Commerce teaches students math
The well-attended Math Night at Minden Elementary School Thursday helped teach students and their families the value of a Minden dollar.
Robyn Mattinson, third-grade teacher, said Math Night gave the students the opportunity to learn about money.
“The kids earned money in the classroom,” said Mattinson. “Teachers gave incentives so the kids could earn as much as $50 in ‘Minden money.’ They have to purchase their own business licenses with Minden money and set up their Market Day booths.
“Market Day helps the students understand how to make change. They make their deposits at the end of the night into a school savings account to go towards another event. We hope to continue Math Night next year,” she said.
The event included dinner of hot dogs, pizza, chips and soda, a math carnival, Market Day booths and families selling desserts for real money to go to an English as a second language school fund.
“We’re trying to raise money to invest in a reading program and to buy bilingual books,” said English as a second language teacher, Amanda Mikulich.
The carnival consisted of games created by teachers in stations along the walls of the gym. Families played games to learn the concepts of graphing, Venn diagrams and weights and measures.
There was a session in the library for parents to find out about the new math series started last year.
Market Day featured students’ booths where they sold things, gave massages, painted fingernails and performed make-overs for Minden money.
Claudia Bertolone-Smith, first-grade teacher, said creating their own currency and having the students “buy” their own business licenses taught the students real-life skills.
“The students set up a micro-economy,” said Bertolone-Smith. “They buy a $15 business license and rent table space. This encourages the kids to basically become entrepreneurs for the night.
“The lessons that went along with Math Night were so engaging, no one misbehaved in class all week. They’re more interested in buying, selling and trying to invest to make more Minden money,” she said.
Market Day booths were set up in the hallways and classrooms of the school. The students sold handmade cards, candy, cookies, monkey bread, popcorn, cupcakes, pet rocks and stuffed animals.
Fifth-grade students, Deidra Jacobsen, 11, and 10-year-old Kyrene Hagerman’s booth was a table covered with items that looked as though they had been recently cleaned out of the girls’ closets. A sign advertised the booth as “It’s Junk to me but it’s maybe treasure to you.”

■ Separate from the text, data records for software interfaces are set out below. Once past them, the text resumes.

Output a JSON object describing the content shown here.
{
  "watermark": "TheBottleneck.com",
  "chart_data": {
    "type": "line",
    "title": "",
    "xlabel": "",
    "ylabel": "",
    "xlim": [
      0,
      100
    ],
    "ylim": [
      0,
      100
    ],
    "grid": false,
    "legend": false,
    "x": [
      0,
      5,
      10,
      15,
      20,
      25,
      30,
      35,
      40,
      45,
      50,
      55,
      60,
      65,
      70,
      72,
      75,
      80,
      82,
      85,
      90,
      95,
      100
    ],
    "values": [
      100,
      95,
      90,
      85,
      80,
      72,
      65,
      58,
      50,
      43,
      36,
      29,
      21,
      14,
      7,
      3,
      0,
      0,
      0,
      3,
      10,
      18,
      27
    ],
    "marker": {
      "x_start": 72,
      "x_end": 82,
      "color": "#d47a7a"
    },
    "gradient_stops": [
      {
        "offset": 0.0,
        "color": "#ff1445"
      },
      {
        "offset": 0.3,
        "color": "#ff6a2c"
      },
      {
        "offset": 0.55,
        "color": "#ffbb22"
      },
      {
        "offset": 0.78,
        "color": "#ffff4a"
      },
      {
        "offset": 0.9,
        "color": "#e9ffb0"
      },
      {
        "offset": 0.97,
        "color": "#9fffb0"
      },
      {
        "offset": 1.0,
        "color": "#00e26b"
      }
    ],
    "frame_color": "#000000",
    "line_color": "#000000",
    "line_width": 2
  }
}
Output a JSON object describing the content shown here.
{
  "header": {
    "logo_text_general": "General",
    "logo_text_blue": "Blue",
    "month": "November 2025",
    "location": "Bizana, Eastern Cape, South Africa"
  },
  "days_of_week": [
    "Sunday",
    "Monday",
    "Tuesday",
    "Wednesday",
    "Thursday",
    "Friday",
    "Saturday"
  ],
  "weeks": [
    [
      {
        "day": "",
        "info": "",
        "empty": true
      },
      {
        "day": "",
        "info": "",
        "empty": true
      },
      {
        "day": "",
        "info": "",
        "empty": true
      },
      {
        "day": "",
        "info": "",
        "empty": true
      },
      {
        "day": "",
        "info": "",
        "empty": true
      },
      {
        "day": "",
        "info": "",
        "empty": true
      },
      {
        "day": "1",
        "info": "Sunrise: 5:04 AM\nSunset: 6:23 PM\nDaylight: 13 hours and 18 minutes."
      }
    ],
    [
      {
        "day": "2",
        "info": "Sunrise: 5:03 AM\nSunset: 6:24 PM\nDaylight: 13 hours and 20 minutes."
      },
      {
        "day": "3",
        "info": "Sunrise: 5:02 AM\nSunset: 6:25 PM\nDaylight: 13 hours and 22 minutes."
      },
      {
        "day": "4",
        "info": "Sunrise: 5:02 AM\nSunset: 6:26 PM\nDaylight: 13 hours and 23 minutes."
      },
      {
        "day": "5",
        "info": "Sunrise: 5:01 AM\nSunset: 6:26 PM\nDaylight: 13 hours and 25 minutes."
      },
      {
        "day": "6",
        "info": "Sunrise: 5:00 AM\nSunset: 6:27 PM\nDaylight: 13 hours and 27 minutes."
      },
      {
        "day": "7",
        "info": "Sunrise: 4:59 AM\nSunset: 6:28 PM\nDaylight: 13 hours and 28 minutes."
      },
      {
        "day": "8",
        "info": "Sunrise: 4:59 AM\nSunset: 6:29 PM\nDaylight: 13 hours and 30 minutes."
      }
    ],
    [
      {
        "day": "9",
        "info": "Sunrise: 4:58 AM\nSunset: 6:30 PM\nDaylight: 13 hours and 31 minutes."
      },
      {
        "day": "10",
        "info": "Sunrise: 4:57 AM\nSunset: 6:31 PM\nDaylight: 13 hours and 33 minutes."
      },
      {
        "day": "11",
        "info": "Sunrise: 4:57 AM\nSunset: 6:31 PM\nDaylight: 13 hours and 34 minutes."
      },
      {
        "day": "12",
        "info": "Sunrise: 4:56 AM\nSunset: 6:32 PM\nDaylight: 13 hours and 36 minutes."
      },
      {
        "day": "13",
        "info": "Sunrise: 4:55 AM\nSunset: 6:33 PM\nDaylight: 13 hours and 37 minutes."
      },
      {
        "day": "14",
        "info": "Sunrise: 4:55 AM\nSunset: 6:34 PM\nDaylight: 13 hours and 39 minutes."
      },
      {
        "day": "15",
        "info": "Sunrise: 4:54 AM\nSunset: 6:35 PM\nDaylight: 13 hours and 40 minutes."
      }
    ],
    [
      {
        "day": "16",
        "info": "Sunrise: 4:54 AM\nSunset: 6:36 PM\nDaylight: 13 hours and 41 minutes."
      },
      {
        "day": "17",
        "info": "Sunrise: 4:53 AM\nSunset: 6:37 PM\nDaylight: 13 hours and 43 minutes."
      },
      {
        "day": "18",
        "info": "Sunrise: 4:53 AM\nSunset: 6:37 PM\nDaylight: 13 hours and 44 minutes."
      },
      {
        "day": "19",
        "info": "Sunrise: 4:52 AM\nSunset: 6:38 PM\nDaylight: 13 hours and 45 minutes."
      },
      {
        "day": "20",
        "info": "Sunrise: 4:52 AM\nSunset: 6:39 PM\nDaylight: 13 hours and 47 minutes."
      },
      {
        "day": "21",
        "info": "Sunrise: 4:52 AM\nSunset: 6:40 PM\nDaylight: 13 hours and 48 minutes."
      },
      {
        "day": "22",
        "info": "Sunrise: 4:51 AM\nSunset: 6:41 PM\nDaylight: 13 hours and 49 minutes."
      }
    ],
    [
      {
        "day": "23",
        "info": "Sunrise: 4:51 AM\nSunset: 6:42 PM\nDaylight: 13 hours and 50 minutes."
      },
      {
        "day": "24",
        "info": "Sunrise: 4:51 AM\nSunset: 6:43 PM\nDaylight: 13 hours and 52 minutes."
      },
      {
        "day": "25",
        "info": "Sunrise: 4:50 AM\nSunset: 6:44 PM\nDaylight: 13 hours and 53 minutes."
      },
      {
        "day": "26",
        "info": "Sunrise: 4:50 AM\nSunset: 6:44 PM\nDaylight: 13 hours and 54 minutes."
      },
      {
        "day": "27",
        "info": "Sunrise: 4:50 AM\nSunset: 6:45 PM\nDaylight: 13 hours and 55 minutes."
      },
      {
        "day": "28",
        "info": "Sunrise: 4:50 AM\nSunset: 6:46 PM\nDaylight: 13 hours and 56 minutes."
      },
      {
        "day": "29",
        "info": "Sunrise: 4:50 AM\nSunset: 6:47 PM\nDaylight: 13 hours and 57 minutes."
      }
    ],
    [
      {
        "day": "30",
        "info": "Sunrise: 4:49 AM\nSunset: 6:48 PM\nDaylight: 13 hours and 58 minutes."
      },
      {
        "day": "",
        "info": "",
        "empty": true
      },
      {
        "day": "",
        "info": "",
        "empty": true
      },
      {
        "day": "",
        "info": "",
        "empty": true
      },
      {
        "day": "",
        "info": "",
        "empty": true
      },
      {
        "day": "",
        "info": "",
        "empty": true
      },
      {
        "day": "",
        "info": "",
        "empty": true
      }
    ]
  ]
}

“We’re selling junk and having a raffle,” said Deidra. “It was our idea to sell knickknacks.”
“We’re selling the book marks I made and the pencils and flower pens we decorated,” said Kyrene. “I’ve been collecting beads since I was 3 years old.”
The students said they took advantage of the incentives in their class to earn Minden money.
“We turned in our pee-chees and did our homework,” said Jacobsen. “If we didn’t earn enough money for our license, we have to pay our teacher back.”
“We learned about how math works, how a bank works and how to work for food,” said Hagerman.